+++ Source data

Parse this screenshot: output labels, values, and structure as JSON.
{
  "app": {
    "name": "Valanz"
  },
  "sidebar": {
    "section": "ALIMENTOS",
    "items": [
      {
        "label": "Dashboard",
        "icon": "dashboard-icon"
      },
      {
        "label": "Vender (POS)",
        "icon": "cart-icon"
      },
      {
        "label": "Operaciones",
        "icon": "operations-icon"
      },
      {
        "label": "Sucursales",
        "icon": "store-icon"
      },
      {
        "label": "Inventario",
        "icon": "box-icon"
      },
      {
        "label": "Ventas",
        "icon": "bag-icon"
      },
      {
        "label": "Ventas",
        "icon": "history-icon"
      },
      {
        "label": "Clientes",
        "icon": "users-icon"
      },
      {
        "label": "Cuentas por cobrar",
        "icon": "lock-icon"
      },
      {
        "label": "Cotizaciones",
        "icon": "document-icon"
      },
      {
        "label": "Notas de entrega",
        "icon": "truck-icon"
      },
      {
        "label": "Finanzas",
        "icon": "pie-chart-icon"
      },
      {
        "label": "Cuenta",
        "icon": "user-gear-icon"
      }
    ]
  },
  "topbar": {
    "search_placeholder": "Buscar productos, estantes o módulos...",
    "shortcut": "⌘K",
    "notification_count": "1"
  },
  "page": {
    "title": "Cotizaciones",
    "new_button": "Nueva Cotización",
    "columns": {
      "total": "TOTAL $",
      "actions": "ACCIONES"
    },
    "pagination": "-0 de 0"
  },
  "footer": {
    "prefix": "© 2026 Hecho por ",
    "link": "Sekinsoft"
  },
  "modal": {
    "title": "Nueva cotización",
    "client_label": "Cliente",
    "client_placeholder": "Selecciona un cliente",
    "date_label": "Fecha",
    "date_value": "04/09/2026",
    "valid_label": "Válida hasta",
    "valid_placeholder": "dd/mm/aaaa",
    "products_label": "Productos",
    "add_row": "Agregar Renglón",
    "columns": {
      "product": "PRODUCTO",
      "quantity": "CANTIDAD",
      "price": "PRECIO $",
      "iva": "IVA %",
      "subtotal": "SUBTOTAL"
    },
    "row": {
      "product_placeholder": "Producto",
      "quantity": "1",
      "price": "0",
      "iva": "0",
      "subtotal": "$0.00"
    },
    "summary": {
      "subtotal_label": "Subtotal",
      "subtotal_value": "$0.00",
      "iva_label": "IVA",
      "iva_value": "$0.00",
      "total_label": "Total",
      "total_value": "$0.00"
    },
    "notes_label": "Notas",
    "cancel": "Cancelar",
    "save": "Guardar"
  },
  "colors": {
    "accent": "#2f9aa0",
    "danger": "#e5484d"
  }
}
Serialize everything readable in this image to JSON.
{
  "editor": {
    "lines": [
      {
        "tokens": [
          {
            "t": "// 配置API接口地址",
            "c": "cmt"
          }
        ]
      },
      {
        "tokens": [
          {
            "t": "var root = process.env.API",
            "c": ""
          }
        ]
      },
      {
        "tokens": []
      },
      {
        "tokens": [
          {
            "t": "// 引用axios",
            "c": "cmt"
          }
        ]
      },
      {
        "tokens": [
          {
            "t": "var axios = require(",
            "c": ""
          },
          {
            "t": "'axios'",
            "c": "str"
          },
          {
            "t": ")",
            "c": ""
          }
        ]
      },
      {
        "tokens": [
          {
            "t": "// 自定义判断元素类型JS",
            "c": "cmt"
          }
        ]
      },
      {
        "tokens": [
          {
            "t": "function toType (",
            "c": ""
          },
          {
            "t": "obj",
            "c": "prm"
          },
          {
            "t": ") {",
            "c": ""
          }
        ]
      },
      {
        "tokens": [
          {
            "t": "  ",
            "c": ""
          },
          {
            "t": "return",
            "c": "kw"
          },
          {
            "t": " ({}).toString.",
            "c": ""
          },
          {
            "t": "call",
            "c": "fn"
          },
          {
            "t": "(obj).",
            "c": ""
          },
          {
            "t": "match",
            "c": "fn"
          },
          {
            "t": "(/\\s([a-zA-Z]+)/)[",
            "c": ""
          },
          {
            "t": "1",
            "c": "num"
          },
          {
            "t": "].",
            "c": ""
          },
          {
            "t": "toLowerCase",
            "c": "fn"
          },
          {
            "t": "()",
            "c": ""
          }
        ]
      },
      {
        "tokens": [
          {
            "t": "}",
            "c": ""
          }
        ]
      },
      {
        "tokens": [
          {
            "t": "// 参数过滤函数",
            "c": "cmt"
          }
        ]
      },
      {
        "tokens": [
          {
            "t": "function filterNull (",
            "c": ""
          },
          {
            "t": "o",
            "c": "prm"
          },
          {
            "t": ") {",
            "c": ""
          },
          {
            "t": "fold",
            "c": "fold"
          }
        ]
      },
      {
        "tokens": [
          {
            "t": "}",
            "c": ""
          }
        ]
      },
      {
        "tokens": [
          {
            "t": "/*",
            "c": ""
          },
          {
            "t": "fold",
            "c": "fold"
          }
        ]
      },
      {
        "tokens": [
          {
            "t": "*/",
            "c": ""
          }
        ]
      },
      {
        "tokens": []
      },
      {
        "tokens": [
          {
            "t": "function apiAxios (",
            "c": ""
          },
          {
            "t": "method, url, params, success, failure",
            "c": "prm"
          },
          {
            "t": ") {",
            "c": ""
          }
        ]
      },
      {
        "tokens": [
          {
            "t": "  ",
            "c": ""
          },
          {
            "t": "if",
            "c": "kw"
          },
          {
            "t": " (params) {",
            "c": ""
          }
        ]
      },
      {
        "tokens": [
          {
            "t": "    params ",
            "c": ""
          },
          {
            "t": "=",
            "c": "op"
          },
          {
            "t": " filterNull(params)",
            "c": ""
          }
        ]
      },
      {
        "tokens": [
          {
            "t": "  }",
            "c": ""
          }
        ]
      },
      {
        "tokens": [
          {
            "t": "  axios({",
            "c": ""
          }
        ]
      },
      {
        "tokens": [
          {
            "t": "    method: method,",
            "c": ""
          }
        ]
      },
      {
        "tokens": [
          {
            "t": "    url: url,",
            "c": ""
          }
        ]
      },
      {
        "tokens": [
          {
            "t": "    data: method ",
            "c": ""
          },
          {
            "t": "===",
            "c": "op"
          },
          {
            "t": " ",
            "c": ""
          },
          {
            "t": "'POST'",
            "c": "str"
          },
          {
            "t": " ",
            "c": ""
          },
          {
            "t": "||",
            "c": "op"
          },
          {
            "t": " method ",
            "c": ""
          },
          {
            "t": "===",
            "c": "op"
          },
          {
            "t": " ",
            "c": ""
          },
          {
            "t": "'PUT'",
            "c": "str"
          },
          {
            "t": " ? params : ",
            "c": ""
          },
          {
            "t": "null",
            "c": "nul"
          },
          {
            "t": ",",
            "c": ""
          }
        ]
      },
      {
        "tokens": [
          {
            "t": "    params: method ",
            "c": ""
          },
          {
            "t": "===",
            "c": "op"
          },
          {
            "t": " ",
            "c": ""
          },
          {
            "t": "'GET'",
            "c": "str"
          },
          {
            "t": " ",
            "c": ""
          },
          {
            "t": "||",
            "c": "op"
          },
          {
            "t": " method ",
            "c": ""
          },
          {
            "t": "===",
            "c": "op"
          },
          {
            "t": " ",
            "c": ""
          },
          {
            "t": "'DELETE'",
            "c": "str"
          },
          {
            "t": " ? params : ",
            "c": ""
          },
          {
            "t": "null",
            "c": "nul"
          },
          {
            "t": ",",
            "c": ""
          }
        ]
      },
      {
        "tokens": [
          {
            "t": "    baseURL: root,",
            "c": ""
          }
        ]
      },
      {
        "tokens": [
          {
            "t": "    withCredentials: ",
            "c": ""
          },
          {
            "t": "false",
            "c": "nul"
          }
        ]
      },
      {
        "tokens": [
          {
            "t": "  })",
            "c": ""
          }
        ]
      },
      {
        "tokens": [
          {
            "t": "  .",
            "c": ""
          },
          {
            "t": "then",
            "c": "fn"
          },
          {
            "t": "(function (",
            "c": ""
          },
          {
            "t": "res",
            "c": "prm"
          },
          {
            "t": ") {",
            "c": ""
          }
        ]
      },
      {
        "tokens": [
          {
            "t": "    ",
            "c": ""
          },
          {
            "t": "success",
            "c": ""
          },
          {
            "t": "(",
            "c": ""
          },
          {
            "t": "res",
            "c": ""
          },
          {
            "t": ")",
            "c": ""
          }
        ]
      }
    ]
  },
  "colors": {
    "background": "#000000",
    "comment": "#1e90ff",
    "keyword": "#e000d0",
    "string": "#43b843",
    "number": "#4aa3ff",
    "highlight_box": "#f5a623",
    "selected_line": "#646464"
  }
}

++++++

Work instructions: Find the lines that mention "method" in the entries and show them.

Completed task:
            "t": "method, url, params, success, failure",
            "t": "    method: method,",
            "t": "    data: method ",
            "t": " method ",
            "t": "    params: method ",
            "t": " method ",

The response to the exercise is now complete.